Over the next two years, Barack Obama will have to work with Republicans on Capitol Hill in order to get anything accomplished. If this week is any indication of how Obama handles political negotiation, Lindsey Graham tells National Review, he’s got a long way to go — and some growing up to do. After his eruption of namecalling aimed at the very people with whom Obama crafted the deal, Graham says that the GOP won’t be terribly inclined to extend Obama any trust in the future:
“By using rhetoric that calls us ‘hostage-takers,’ he believes, somehow, that the Left will give him some credit for hating us, or putting us in a bad light. But it just lowers him,” Graham says. “He is whining, and no one likes a whining president. . . . There is a lot of disappointment on our side. Quite frankly, this is going to be hard to forget.”
The American people, Graham says, “see weakness” in how the president has handled the agreement. “They see a guy who is unsure of himself, who is political to a fault. He’s always got his finger up in the air, and that’s not comforting.”…
“I like the president personally, but he’s whining to the Left about ‘You’re putting too much pressure on me,’ and he’s whining to us about making his life difficult,” Graham continues. “What he ought to do is say ‘I support this deal, it’s the best thing for the country, it’s not what I would like in a perfect world, but I stand by it and I’m going to sell it the best I can and put America ahead of anything else.’ That means you don’t belittle your opponent or attack your base for having differences with you — triangulate without making everyone mad.”
It sounded as if Obama thought he could come across as a tough guy by griping at his press conference, but that’s not the way it works, in politics or anywhere else. Graham framed his whininess as “political immaturity,” but I’m not sure that requires a qualifier. After all, Obama called the GOP to make the deal in the first place — and as events yesterday and today amply demonstrate, it’s because only the GOP were willing to negotiate in good faith. After doing so, Obama knew that he was going to get slammed by his side, and decided to act tough by namecalling while essentially admitting he surrendered. That can be described in many different ways, but leadership isn’t one of them, and the personal weakness it displays isn’t limited to politics.
And it will have consequences for Obama, and perhaps not just among Republicans. After all, Obama attacked his own party’s leadership, both at that press conference and then through subsequent leaks. If everyone who engages with Obama ends up getting attacked in personal terms, Obama will find that his writ won’t run in either caucus as it did in 2009. People looked up to Obama when they perceived him as a leader, a transformational figure in politics who lived above the petty bickering in the Beltway. He will become irrelevant if he descends further into pettiness, whining, and bickering than everyone else in Congress.

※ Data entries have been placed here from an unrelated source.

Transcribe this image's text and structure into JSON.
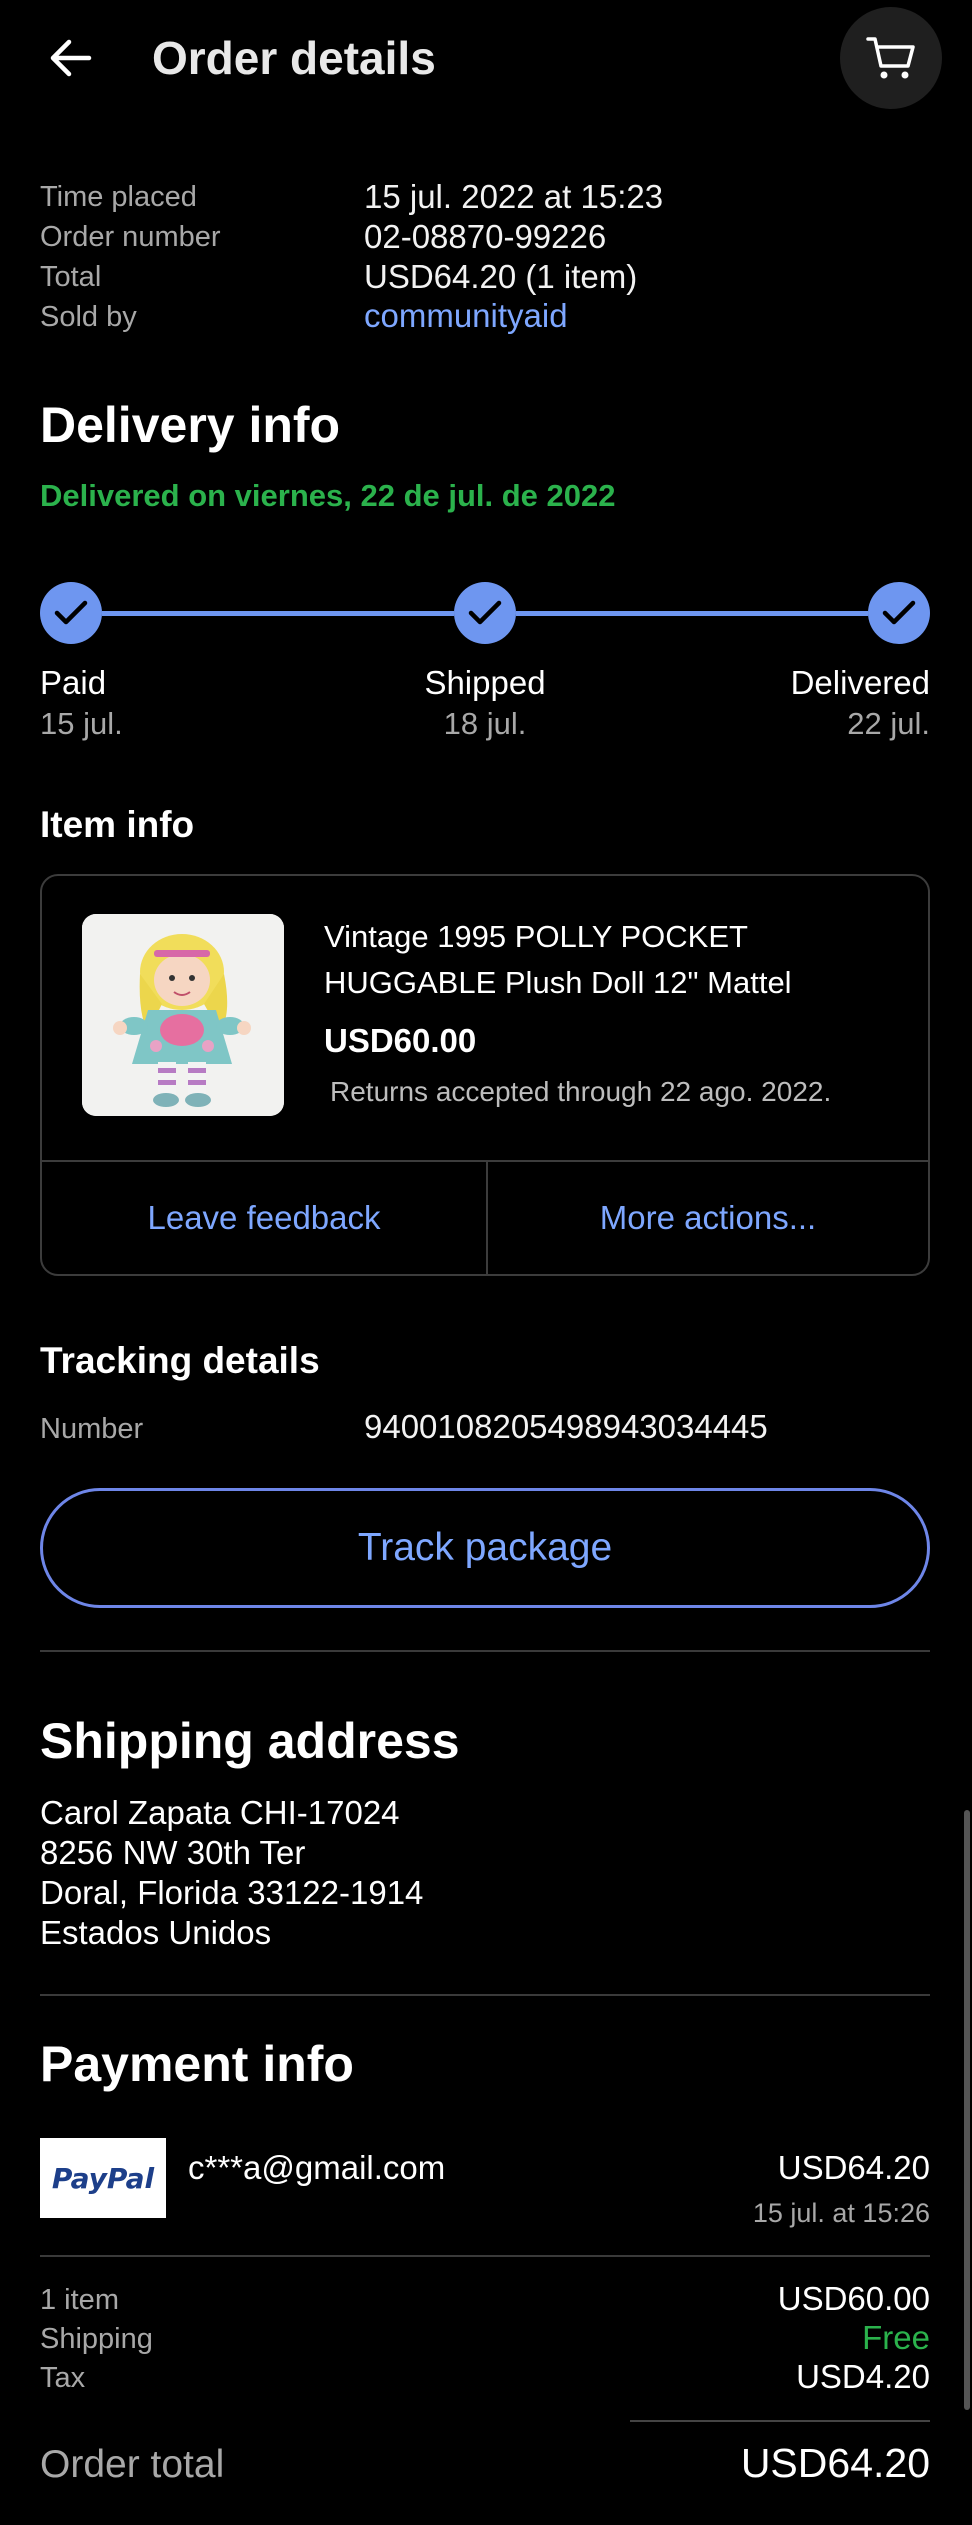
{
  "header": {
    "title": "Order details",
    "back_icon": "arrow-left-icon",
    "cart_icon": "cart-icon"
  },
  "summary": {
    "time_placed_label": "Time placed",
    "time_placed_value": "15 jul. 2022 at 15:23",
    "order_number_label": "Order number",
    "order_number_value": "02-08870-99226",
    "total_label": "Total",
    "total_value": "USD64.20 (1 item)",
    "sold_by_label": "Sold by",
    "sold_by_value": "communityaid"
  },
  "delivery": {
    "title": "Delivery info",
    "status": "Delivered on viernes, 22 de jul. de 2022",
    "steps": [
      {
        "label": "Paid",
        "date": "15 jul."
      },
      {
        "label": "Shipped",
        "date": "18 jul."
      },
      {
        "label": "Delivered",
        "date": "22 jul."
      }
    ]
  },
  "item": {
    "section_title": "Item info",
    "title": "Vintage 1995 POLLY POCKET HUGGABLE Plush Doll 12\" Mattel",
    "price": "USD60.00",
    "returns": "Returns accepted through 22 ago. 2022.",
    "leave_feedback": "Leave feedback",
    "more_actions": "More actions..."
  },
  "tracking": {
    "title": "Tracking details",
    "number_label": "Number",
    "number_value": "9400108205498943034445",
    "track_button": "Track package"
  },
  "shipping": {
    "title": "Shipping address",
    "lines": [
      "Carol Zapata CHI-17024",
      "8256 NW 30th Ter",
      "Doral, Florida 33122-1914",
      "Estados Unidos"
    ]
  },
  "payment": {
    "title": "Payment info",
    "paypal_logo": "PayPal",
    "email": "c***a@gmail.com",
    "amount": "USD64.20",
    "date": "15 jul. at 15:26",
    "items_label": "1 item",
    "items_value": "USD60.00",
    "shipping_label": "Shipping",
    "shipping_value": "Free",
    "tax_label": "Tax",
    "tax_value": "USD4.20",
    "total_label": "Order total",
    "total_value": "USD64.20"
  },
  "colors": {
    "accent_blue": "#7ea7ff",
    "success_green": "#2bb24c",
    "background": "#000000"
  }
}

Graham’s assessment is couched in polite terms, but the message is clear. Obama is not only in over his head on policy, he’s in over his head in the political game as well. That is a rather predictable result from putting a short-term backbencher into the biggest executive job there is.